BEGIN

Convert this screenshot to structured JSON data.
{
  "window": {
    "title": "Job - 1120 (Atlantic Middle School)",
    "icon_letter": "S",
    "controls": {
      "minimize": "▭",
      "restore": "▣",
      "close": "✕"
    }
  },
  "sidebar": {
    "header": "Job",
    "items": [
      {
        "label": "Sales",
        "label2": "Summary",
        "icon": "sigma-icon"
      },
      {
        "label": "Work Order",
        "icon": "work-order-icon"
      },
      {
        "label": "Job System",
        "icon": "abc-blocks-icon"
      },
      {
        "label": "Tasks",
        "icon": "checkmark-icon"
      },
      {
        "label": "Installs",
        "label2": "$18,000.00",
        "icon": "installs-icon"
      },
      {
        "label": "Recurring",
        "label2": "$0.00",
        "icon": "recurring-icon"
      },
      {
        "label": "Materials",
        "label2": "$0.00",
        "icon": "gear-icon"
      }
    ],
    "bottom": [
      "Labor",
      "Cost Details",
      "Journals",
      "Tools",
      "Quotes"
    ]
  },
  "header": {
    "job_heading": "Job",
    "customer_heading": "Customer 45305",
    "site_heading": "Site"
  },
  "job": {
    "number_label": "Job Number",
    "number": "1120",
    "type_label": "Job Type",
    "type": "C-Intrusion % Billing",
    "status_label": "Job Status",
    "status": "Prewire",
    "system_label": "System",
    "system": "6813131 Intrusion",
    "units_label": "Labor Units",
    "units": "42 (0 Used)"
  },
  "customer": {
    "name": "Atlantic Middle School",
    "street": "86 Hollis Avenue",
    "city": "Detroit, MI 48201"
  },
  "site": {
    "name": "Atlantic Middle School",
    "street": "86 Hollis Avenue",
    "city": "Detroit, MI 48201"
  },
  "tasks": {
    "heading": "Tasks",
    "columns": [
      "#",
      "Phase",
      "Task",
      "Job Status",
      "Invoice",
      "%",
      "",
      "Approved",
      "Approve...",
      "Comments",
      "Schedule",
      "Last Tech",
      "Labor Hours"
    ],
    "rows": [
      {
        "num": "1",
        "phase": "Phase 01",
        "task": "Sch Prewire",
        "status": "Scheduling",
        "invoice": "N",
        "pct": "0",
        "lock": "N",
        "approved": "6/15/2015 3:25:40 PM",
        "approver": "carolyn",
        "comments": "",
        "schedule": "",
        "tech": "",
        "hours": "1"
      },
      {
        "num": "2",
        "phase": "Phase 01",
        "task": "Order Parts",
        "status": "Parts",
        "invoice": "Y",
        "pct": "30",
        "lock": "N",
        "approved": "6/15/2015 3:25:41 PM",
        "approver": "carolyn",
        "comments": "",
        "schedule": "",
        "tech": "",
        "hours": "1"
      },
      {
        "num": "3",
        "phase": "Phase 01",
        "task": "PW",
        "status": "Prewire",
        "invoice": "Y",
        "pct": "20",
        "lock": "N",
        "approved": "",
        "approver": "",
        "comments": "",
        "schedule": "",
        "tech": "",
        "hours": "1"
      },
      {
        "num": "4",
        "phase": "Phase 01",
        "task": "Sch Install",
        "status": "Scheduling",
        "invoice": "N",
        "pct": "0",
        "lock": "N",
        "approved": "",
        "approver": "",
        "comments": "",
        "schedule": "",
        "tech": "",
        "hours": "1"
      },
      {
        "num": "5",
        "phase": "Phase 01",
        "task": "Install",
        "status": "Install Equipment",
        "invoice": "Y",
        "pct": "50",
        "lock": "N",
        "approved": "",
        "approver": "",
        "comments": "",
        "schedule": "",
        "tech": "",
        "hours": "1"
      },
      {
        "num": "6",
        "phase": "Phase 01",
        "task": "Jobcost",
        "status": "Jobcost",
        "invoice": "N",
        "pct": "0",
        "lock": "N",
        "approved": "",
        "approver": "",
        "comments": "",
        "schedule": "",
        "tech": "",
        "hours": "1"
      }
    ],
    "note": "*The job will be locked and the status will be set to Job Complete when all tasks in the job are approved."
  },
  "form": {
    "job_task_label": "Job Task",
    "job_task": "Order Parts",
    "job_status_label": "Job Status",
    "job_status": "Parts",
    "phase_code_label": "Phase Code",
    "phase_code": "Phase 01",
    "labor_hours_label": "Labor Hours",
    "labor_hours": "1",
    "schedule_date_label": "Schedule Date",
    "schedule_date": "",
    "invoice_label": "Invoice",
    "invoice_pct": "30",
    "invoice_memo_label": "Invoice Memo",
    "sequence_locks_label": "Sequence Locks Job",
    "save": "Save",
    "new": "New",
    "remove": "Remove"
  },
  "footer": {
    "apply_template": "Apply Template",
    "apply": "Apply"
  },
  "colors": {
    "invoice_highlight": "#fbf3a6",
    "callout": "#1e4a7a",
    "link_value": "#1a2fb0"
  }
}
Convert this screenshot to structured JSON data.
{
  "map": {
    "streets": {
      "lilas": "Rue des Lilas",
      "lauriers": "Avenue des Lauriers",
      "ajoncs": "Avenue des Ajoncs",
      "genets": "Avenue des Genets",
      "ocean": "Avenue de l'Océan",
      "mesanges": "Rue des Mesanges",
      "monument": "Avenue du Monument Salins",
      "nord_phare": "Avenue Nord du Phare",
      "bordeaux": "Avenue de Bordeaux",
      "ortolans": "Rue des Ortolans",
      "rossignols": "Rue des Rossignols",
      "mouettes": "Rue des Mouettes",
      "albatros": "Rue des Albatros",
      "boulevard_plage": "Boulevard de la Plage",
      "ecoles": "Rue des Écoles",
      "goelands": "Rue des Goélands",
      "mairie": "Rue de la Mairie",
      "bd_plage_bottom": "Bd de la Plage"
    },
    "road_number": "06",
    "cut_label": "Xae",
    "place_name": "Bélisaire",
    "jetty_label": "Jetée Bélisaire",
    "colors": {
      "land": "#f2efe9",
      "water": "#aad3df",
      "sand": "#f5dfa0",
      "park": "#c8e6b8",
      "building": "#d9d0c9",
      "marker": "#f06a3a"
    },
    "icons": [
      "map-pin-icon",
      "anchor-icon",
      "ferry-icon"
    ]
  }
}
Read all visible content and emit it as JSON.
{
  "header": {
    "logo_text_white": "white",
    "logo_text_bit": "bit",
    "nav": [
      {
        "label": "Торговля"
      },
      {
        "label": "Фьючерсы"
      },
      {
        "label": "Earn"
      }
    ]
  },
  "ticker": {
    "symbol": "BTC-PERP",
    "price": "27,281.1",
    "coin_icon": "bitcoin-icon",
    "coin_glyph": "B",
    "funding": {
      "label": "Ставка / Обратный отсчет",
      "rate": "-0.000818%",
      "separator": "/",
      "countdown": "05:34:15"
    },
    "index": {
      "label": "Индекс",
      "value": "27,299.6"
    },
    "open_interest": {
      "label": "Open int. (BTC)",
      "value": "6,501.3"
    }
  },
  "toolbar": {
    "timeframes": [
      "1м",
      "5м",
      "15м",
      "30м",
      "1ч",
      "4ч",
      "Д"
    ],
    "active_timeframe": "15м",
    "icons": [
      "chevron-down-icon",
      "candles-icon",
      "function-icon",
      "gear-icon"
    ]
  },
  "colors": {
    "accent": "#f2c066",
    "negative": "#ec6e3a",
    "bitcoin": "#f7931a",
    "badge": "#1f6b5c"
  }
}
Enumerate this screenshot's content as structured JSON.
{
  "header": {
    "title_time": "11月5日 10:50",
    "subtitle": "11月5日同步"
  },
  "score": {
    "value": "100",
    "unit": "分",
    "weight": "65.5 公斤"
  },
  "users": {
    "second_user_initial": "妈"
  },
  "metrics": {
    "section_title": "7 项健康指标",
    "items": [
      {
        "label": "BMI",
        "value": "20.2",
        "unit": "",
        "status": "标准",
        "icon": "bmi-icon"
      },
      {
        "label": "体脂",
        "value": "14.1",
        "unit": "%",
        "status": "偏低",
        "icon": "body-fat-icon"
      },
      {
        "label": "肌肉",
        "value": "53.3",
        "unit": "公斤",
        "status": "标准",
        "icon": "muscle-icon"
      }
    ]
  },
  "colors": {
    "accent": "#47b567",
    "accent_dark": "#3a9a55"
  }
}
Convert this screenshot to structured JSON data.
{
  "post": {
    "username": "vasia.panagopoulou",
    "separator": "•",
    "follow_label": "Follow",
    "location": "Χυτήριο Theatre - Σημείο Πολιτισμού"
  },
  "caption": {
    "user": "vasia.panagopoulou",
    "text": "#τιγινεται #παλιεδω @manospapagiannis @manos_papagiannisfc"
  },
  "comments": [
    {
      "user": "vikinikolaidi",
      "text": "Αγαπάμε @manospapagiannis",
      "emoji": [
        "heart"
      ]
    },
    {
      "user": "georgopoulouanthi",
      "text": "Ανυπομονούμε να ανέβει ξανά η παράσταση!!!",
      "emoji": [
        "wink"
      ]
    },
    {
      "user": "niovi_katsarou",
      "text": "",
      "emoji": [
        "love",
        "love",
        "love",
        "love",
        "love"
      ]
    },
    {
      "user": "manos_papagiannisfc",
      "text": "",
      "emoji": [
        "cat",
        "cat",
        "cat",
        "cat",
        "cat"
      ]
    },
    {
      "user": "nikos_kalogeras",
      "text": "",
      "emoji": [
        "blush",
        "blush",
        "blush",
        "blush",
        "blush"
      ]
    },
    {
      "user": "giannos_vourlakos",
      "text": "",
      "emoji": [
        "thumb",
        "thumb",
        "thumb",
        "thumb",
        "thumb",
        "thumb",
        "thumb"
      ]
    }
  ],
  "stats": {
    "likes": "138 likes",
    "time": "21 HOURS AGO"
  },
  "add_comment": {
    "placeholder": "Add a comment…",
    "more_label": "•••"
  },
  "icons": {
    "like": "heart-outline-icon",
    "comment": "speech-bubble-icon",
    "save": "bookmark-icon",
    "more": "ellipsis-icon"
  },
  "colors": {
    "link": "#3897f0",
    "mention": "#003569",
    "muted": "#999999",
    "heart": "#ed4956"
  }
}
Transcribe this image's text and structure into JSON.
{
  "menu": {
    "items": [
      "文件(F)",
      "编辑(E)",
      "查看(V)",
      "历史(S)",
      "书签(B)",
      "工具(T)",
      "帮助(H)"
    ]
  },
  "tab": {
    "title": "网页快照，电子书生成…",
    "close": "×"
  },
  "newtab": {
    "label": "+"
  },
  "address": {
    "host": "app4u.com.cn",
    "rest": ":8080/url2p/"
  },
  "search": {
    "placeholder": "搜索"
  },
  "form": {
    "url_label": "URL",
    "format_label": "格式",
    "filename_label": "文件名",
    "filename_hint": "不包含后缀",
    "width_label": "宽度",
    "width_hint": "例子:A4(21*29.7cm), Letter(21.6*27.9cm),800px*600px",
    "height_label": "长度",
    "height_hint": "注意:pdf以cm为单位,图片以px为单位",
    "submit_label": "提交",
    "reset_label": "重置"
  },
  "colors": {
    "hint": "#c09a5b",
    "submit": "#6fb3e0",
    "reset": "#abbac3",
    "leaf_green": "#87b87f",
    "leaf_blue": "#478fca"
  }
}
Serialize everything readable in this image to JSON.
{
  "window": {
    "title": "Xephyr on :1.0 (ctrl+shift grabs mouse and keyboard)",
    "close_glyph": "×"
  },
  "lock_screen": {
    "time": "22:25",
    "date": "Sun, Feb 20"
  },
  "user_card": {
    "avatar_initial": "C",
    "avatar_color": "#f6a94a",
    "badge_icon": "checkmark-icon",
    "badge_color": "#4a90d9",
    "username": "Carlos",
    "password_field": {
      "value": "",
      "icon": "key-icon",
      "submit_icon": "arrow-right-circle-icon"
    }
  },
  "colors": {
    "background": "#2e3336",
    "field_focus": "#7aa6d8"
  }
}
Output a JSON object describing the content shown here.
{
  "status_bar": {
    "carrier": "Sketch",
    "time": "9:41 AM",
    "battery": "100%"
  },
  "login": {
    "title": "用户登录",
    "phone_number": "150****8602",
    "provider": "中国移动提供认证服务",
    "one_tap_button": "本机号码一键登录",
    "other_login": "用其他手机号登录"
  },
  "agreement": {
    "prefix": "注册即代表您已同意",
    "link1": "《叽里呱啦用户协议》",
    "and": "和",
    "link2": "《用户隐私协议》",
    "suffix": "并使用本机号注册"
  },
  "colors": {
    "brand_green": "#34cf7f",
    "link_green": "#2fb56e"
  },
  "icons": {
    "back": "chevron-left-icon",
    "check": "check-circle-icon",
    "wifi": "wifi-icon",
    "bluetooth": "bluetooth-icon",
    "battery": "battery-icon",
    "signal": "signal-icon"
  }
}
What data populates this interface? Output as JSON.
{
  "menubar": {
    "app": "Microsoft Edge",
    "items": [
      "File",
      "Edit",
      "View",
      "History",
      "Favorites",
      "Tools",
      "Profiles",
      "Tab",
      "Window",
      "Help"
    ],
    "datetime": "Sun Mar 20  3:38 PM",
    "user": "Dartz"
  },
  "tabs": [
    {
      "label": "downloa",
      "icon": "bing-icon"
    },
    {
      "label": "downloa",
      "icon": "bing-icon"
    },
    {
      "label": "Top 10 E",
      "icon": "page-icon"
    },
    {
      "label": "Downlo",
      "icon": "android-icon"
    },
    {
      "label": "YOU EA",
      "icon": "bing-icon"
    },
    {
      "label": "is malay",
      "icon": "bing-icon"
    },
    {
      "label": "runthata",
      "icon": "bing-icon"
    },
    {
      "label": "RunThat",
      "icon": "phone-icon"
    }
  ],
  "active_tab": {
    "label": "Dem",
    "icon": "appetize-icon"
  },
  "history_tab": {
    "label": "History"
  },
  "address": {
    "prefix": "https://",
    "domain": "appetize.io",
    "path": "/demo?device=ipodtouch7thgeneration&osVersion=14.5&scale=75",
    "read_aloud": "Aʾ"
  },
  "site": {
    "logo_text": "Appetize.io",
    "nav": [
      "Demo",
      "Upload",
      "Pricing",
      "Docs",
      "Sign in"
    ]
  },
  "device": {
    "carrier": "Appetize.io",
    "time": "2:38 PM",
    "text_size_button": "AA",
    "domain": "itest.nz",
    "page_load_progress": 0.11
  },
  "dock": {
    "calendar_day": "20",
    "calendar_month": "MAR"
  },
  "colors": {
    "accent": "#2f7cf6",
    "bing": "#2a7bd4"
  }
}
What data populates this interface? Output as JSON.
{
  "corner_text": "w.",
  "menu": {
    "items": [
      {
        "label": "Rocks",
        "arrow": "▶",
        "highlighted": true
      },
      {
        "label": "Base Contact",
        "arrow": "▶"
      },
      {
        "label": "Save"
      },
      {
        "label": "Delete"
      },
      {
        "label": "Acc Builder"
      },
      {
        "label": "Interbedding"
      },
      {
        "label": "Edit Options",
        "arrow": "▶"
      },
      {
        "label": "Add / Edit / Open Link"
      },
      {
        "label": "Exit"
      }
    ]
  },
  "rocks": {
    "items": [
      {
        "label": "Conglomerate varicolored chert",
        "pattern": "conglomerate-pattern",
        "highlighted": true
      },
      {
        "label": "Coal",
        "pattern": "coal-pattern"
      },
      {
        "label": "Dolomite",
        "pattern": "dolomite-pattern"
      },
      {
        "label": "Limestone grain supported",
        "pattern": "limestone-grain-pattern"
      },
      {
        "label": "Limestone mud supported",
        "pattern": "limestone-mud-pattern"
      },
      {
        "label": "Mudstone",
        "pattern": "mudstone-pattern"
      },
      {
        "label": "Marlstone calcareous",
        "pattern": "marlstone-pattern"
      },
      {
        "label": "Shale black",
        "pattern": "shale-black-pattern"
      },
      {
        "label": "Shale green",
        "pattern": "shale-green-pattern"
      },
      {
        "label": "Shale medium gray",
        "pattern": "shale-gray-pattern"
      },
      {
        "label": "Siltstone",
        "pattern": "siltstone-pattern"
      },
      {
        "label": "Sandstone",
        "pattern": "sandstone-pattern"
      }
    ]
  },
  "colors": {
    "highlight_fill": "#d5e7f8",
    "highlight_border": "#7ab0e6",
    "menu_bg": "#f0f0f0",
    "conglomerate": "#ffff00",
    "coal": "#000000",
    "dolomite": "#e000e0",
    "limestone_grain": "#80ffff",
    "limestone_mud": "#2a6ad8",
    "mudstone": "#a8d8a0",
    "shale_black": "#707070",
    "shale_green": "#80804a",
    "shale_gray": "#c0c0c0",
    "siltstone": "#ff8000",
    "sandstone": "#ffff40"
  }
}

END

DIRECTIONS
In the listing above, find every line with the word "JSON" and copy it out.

WRITTEN ANSWER
Convert this screenshot to structured JSON data.
Convert this screenshot to structured JSON data.
Read all visible content and emit it as JSON.
Enumerate this screenshot's content as structured JSON.
Convert this screenshot to structured JSON data.
Transcribe this image's text and structure into JSON.
Serialize everything readable in this image to JSON.
Output a JSON object describing the content shown here.
What data populates this interface? Output as JSON.
What data populates this interface? Output as JSON.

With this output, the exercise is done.